Another Washington power player bites the dust — and interpersonal tensions run higher than ever in American politics’ most exclusive social circle. Last week, I predicted that if Jake’s bullet ended up inside anyone (I mean, besides his and James’ two faceless associates), it would be David. Today, I think it’s time to admit how terrible I am at predicting where Scandal is going with just about anything.
Because, of course, it isn’t David who ends up dead on the side of the road — it’s James. Poor, confused, alarmingly simple-minded James, the once-righteous liberal journalist who spent his entire tenure on the show grasping alternately for fame, purpose, and most of all, the love of a man trying desperately to make himself dead inside. This has always been the mystery of this couple: Aside from the power (which, come on, can’t be that intoxicating), what did James see in Cyrus? Why was he so self-destructively in love with a schlumpy-lookin’ man 25 years his senior who is too manipulative, self-serving, and full of secrets to have a normal romantic relationship with anyone?
As a result, James never entirely coalesced as a character. He was more like a loose collection of ambitions and attachments, filled out (sorry, Shonda) with a gay stereotype here and there. Last night’s episode, which was full of flashbacks tracing Cy and James’ lives together from their first meeting during Fitz’s primary campaign to their first (very) public appearance at an early state dinner, only exacerbated the poor characterization. We’re remembering James through Cyrus’ eyes, as the mourning husband hurtles through numbness and hyperactivity to a moment of total collapse in the White House press room.
And that’s just the problem: this isn’t the story of who James was or even what Cy loved about him; all that remains mysterious, and not in a fun, Scandal-y way.

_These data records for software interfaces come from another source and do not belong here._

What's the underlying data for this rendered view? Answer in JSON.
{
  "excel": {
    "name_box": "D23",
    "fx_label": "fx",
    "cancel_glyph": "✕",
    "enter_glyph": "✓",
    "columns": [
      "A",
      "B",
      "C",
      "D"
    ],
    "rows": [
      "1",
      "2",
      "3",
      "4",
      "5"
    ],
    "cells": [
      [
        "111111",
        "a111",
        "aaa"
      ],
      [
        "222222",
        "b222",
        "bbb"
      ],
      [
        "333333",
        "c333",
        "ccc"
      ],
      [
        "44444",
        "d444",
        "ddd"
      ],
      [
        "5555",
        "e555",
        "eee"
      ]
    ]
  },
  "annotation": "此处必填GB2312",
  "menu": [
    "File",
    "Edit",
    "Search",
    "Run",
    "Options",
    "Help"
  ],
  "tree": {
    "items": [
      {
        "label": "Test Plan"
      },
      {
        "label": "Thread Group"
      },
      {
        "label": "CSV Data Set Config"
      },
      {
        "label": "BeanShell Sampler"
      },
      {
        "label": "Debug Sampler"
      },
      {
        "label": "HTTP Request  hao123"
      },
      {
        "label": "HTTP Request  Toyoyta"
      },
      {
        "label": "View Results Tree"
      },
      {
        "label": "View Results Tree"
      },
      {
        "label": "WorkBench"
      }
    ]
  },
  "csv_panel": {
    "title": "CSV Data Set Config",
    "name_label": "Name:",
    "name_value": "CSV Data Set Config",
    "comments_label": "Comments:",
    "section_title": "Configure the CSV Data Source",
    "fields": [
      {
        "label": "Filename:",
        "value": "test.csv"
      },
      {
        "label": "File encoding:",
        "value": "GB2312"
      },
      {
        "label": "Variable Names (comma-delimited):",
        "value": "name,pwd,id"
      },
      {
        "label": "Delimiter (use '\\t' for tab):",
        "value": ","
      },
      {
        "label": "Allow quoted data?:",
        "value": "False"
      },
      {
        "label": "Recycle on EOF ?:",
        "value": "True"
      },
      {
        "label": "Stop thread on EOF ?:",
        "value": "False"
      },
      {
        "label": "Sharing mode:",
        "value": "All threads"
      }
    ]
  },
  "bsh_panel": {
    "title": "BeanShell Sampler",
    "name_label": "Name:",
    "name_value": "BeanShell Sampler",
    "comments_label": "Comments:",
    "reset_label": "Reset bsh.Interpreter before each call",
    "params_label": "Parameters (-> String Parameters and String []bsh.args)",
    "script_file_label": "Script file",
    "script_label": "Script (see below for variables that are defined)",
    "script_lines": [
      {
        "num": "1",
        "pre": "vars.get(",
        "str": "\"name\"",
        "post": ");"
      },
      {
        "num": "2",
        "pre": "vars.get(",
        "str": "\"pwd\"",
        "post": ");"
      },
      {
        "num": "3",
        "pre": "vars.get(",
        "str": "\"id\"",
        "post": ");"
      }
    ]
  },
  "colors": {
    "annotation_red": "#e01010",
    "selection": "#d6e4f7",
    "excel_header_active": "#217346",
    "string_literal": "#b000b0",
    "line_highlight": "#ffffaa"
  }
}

It’s the story of Cy coming to terms with his own sexual orientation, as facilitated by a much younger man who refuses to conduct their relationship in the shadows (or at least pouts a whole lot about having to do it). I’m rarely this disappointed with one of the show’s storylines, but now that James’ has come to an end, I realize how unsatisfying his character always was.
Speaking of unsatisfying, the rest of “Kiss Kiss Bang Bang” was also fairly bereft of uplifting victories or rewardingly salacious moments (aside from about 30 seconds of very well-deserved hotness for Mellie, with Andrew). First and foremost, there’s Olivia’s ongoing realization that Jake is no longer her pet B-613 agent. Not only is he uninterested in looking into James’ shooting for her, he’s responsible for it — as Liv quickly figures out when Huck comes to her with evidence that Quinn was snooping through her office. “You told me you would be different,” she says to Jake when she confronts him about it, and he tells her that he is: he did the dirty work himself. (Oh, and then he sort of threatens to kill her if she says anything about what really happened.) In fact, in the episode’s final moments, we see him stay with James, apologizing and explaining that he couldn’t give him a quick death because he had to make it look like an amateur carjacking job. I think we were supposed to be touched by this scene — a kinder, gentler B-613 Command! — but to be entirely honest, all it did was creep me out.
Disturbed by Jake’s transformation, Liv for some reason turns to her father, the single least comforting human being on earth. “I need my dad,” she tells him, which is apparently the secret password for getting a man who’s been evading the truth for decades to be honest about his life at B-613. “Being the hand of God is already the worst punishment,” he says, cautioning her not to be too hard on Jake. And in response to her moral crisis about how everyone’s a bad guy, how no one “wears the white hat,” Rowan/Eli tells her, “Everyone is worth saving.” Then he tenderly places his hand on top of hers and asks, “Am I done being Dad now?” So touching.
And finally, let’s go through this week’s Gladiator-land subplots in order from most to least irritating. Which means, of course, that we have to start with Quinn and Huck. After discovering that she broke into the office, he shows up at her apartment to kill her. Instead, they end up making out. And then Quinn just tells him to go home. I don’t know, either, you guys. That really doesn’t sound like Huck to me. I think once Huck has decided to kill someone, he’s going to do it whether she suddenly looks really kissable to him or not. That’s the point of this character: he gets more pleasure out of murder and torture than literally anything else, even sex.
Then there’s Abby, who eventually coaxes out of David the confession that he’s saved his own life by covering up Jake’s killing of James and those other two people who are so little cared-about by the world at large that they end up buried in a hole in the woods. Anyway, David’s having a crisis of conscience: he doesn’t want to be a B-613 target, but he also can’t live with himself after sending an innocent man to jail for James’ murder.
Best and (unfortunately) briefest of all is Harrison, who’s starting to get quite worried about his old partner in crime/fuck buddy, Adnan. We don’t see much of them together this week, but we do see her in top bad-bitch tag-team form with one Maya Pope. Designer handbags are exchanged. A man is shot just like that. Maya says, “I don’t make bombs, I make money.” And it’s clear that while they’ve only occupied a few minutes of screen time in the last few episodes, we’re in for quite a bit more of Adnan and Maya as the season continues